- Set speed
- Set risk
- Set culture
Henry Kissinger said, “The task of the leader is to get his people from where they are to where they have not been.” Focus on these four things, and your company will follow you to go where they haven’t been yet but need to be.
It’s up to the senior leader to say, “We’re going there and not there.”
This is more than just map coordinates and a mailing address. It is philosophical and conceptual. What kind of company are we going to be? What size company are we going to be? What products will we offer? What services will we not provide? What will our geographic boundaries be? These are all questions of direction.
Look at how CEO Marvin Ellison talks about the direction that JC Penney is taking as it expands into the home appliance and remodeling market. Ellison (who just recently took the CEO job at Lowe’s) says, “It’s all about understanding the needs of the customer.” A large percentage of JC Penney customers are home-owning women, so Ellison pushed the company in a new direction to respond to that reality.
What are we going to do and what are we not going to do?
A senior leader can’t simply point out a direction. He or she also has to determine the pace of movement in that direction. The senior leader of the boutique coffee company that decides to franchise must determine the speed of that franchising. The CEO of a huge retailer trying to compete in an ecommerce “order from my phone” world must figure out at what speed to attack.
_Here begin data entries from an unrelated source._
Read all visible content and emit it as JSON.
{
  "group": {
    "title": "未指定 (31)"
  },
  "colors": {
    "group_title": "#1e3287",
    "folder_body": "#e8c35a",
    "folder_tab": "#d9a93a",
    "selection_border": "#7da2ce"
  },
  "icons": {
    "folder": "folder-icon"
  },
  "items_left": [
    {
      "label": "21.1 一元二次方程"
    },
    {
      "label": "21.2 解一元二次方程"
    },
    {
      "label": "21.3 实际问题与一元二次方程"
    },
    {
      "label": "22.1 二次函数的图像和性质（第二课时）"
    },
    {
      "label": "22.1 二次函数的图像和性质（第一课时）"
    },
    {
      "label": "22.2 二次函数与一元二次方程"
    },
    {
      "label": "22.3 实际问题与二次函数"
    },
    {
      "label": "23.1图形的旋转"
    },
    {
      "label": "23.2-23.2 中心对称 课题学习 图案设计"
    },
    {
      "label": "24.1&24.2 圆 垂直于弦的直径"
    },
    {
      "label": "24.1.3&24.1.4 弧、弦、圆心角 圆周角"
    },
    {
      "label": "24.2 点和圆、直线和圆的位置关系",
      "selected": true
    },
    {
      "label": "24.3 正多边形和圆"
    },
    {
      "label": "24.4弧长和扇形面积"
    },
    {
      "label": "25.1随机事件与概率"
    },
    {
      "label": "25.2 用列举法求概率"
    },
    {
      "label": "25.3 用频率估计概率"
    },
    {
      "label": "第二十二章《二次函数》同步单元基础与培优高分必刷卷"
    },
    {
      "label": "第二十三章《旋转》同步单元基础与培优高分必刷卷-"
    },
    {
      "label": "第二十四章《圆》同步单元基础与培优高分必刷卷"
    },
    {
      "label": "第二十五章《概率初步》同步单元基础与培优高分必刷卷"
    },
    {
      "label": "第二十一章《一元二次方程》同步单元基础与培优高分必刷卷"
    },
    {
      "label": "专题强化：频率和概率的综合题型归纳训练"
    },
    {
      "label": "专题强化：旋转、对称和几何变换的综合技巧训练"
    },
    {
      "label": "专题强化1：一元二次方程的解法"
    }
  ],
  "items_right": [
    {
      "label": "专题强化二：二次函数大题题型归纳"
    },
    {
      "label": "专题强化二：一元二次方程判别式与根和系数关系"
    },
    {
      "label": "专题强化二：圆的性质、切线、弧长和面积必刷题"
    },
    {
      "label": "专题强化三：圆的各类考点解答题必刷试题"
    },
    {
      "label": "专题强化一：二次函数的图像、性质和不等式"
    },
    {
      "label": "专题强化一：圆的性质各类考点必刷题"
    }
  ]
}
If you move too fast, you could burn out your team or run out of resources or get ahead of the market. If you move too slow, the opposite happens—your team gets bored, you miss the opportunity, and you use up your resources to prove an opportunity for someone else to capture.
How fast can we produce things? How capable is my team (every member of it) to move at that pace? How fast is the market moving? Are customers ready for what we have to offer? And will competitors beat us to the punch or respond so quickly that we won’t be able to hold our market share?
One example is first-time entrepreneurs having to determine how much of their personal wealth and assets to put into their company. It’s the first of many such moments.
Do we launch with no cash flow or wait for cash flow? Do we double down on debt because of the opportunity that’s coming? Do I give increased responsibilities to the up-and-coming employee even though he’s a little green?
When Amazon bought Whole Foods, it was a big risk, but it was also mitigating their own risk as they determine their place in the grocery market. Whole Foods gives Amazon real data on brick and mortar stores, groceries, and the interplay between all of that and online shopping. You better believe Jeff Bezos was in on that decision.
Every organization must measure its risk to achieve success. This is the “at what cost” question. Do you wager all the marbles or just a few?
Every company has a culture whether it has been codified or not. The final task of every senior leader, business owner, and CEO is to set the kind of culture you think will benefit the company, its stakeholders, and its customers most.
I was talking about this topic at lunch with a friend. He noticed that at the hostess station, there was a list of “7 things to do with every customer” which started with “Look the customer in the eye and smile.” Thirty minutes later, a piece of plastic showed up in my green beans. I was very interested to see how the staff would respond to my problem. Those are moments of culture, and the senior leader has to be setting the tone on that, not simply dictating but influencing as well.
Unfortunately, many executives delegate culture to the HR department (one study found that number to be 70%) In reality, though, a healthy culture is one of the best things for a company. It just never shows up on a P&L.
Why This Matters
You do a lot of things as a senior leader, but everything is secondary to these four things. I’ve talked with thousands of CEOs over the years, and what I’ve found is that these four things must be done. If one of them isn’t, one of two things will happen:
- It won’t get done. Accordingly, the company will flounder. It will move in the wrong direction or at a dangerous pace, with too much risk or with a toxic culture. That won’t happen all at once but like a small boat in rough waters, the back and forth will eventually be too much to handle.
- The wrong person will step in and set any of these four instead of the rightful leader doing it. If you don’t set direction, speed, risk, and culture, someone else will. And while you don’t need to protect power at all cost, you are the one with responsibility, the context, and the vision to see more factors.
Colin Powell said, “Great leaders are almost always great simplifiers, who can cut through argument, debate and doubt to offer a solution everybody can understand.”